Within the records, determine how many lines contain the word "accent". Your reply must consist of that number only.
=== Section Start ===
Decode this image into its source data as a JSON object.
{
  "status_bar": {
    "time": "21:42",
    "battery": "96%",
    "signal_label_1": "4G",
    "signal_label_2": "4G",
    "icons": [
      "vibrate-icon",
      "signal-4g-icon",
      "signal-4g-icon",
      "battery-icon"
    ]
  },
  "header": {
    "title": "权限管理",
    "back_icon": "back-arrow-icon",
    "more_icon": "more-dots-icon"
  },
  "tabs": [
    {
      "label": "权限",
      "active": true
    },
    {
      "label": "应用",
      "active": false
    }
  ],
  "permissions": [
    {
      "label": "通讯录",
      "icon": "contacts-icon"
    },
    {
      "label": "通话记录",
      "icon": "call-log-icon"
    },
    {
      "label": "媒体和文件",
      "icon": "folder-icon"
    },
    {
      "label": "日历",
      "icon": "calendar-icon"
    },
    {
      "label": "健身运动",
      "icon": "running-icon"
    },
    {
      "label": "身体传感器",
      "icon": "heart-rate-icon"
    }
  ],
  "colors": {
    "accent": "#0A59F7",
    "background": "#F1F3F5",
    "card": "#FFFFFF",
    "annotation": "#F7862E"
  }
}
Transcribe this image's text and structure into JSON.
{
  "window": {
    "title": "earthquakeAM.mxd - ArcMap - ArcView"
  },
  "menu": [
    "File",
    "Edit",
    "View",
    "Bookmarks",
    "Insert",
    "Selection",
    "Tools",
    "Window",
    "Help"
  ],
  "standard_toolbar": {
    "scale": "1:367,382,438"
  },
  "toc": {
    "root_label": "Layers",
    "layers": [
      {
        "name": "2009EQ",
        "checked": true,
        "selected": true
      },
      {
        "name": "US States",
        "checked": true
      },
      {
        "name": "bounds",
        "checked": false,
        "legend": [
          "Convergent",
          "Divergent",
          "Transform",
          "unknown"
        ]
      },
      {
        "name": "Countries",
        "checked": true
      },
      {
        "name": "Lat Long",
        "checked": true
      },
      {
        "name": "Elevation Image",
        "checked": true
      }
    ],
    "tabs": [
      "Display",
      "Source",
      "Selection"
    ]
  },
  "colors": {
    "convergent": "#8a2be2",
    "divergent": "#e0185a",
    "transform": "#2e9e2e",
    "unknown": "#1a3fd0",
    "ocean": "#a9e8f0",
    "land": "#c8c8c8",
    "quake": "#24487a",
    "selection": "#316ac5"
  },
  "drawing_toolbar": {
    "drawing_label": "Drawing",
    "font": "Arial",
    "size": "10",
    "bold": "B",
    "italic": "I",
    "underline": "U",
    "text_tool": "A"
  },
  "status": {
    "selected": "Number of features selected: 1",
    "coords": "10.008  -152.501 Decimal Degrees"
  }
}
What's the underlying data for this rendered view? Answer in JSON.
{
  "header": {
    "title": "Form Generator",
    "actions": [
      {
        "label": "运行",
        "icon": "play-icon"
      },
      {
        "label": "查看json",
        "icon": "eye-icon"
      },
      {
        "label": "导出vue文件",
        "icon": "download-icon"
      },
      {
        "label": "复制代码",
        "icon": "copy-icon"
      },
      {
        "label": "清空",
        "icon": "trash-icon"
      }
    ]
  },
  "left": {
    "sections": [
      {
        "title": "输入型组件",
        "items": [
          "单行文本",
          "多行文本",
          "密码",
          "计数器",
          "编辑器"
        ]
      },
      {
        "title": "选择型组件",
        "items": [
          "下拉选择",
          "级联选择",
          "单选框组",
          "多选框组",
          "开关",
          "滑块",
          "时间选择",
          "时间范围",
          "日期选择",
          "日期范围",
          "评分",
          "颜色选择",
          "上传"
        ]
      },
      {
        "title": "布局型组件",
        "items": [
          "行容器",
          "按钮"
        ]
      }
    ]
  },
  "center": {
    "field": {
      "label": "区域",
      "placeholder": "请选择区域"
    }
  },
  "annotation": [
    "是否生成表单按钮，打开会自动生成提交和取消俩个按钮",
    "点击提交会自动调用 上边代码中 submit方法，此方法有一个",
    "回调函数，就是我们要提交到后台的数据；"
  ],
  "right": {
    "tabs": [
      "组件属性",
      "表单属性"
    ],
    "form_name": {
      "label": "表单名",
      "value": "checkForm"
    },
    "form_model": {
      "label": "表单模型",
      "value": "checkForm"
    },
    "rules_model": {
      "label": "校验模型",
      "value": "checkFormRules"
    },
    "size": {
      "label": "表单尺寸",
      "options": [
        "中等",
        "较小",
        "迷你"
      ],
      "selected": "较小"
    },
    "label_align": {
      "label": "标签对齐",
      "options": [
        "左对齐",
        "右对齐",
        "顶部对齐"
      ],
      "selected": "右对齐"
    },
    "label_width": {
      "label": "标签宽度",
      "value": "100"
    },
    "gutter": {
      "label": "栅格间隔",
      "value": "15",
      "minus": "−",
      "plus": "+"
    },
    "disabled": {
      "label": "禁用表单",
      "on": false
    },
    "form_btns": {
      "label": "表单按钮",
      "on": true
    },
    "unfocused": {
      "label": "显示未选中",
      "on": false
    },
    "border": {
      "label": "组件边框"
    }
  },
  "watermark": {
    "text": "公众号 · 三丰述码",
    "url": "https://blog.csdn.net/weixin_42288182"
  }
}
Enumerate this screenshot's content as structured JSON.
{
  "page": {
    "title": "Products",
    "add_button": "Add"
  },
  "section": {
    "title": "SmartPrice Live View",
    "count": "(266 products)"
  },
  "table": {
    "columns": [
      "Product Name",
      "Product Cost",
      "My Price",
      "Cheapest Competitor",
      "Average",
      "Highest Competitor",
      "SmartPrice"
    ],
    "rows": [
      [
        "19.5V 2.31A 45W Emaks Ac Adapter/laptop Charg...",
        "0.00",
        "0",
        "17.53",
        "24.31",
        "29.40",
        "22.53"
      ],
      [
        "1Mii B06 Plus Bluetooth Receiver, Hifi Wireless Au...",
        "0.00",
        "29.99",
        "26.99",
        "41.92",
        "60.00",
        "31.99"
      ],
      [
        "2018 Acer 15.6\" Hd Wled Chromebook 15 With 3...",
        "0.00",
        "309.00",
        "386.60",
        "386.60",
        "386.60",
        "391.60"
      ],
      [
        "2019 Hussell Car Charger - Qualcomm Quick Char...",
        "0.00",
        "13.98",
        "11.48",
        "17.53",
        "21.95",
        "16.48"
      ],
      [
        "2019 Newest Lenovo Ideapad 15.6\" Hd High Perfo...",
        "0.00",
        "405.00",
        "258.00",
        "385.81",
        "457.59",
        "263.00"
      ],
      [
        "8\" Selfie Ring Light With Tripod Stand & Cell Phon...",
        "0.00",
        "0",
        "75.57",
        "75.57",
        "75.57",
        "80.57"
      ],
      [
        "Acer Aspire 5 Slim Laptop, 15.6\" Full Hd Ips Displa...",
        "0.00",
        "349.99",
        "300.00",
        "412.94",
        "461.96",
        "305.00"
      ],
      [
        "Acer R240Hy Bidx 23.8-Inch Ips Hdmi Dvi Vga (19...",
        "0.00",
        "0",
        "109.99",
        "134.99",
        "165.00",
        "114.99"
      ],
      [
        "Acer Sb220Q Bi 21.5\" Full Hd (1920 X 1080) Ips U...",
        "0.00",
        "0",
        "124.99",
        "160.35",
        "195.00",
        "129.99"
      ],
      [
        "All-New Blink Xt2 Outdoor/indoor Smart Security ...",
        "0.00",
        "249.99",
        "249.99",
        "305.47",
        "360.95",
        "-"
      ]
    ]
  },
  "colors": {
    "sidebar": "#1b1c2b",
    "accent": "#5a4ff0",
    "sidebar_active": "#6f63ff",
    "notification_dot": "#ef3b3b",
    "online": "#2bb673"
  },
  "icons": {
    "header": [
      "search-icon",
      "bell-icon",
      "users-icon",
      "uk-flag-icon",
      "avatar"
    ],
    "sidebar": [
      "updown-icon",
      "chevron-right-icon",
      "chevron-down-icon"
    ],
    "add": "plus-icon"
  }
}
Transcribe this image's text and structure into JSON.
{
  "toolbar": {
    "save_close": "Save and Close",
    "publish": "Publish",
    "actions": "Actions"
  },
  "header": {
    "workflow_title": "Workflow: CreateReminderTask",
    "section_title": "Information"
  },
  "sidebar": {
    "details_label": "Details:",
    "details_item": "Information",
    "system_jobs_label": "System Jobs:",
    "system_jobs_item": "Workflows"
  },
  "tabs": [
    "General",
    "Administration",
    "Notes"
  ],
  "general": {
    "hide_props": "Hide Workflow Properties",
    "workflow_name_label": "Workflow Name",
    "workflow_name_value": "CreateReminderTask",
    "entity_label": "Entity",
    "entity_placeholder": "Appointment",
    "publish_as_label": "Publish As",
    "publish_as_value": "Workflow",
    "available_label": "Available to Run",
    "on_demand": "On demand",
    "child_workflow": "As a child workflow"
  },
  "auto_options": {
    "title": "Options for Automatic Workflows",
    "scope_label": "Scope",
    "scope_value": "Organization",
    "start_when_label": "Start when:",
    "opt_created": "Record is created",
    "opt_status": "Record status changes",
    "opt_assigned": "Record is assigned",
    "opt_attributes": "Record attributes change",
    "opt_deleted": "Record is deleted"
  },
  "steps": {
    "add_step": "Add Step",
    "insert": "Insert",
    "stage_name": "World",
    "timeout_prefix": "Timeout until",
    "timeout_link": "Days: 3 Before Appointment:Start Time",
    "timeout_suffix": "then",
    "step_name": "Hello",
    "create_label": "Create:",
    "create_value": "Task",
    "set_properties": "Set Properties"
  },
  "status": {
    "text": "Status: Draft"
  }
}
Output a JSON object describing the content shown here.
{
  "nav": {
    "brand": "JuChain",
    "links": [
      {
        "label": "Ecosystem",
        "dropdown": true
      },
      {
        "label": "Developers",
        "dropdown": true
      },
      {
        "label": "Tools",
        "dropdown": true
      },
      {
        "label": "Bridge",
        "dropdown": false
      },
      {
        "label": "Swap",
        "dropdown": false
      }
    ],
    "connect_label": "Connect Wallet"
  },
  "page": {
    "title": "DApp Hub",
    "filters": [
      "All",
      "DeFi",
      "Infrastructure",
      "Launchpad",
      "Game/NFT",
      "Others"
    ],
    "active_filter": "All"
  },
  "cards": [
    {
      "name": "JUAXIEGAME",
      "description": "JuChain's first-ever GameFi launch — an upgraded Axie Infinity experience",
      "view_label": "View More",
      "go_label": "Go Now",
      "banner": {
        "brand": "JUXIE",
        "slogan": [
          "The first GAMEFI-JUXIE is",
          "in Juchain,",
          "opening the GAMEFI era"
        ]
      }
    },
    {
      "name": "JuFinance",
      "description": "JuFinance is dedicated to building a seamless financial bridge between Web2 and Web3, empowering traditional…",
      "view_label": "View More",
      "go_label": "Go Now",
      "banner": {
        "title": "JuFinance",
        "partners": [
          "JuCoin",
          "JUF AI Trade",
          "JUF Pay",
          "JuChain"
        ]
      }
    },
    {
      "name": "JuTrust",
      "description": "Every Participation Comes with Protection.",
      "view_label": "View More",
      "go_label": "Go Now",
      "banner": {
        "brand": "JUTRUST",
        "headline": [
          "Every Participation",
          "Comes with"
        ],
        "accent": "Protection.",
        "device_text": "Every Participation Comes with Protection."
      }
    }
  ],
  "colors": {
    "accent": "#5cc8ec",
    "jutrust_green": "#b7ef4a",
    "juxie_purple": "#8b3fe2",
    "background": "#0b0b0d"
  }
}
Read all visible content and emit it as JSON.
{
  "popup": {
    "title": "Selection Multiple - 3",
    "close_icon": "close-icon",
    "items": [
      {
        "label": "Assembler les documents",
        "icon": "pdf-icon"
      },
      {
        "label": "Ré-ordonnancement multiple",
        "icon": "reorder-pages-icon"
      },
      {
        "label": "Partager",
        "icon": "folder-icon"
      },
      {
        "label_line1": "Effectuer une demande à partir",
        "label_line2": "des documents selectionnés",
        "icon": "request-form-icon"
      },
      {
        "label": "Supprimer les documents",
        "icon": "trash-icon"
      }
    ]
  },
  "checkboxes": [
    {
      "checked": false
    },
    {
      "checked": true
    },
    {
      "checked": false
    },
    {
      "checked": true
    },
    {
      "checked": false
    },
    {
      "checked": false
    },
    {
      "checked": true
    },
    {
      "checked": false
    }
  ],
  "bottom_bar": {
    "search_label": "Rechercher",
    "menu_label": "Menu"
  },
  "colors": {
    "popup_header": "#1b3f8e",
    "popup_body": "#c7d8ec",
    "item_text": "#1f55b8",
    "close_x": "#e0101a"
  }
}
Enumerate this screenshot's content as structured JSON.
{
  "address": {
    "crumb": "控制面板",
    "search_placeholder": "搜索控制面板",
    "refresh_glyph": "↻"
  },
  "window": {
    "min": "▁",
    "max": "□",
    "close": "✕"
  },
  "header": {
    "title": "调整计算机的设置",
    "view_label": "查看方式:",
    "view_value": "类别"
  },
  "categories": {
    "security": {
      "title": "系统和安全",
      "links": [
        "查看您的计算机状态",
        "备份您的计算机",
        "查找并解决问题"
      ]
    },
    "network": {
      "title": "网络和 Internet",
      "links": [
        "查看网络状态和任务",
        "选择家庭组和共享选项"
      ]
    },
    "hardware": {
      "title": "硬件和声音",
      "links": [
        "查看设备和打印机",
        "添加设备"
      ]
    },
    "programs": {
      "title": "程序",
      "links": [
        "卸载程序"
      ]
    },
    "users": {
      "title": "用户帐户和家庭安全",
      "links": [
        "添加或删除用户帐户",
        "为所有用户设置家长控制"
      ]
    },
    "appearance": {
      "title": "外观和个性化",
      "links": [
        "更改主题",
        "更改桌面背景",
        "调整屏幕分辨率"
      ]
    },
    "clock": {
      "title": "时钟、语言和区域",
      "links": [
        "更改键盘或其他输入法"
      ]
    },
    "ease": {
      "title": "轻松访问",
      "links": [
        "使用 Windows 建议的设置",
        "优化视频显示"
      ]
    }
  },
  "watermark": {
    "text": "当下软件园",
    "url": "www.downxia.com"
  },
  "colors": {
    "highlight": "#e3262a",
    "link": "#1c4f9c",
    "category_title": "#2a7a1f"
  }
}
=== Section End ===
* [Answer area] 4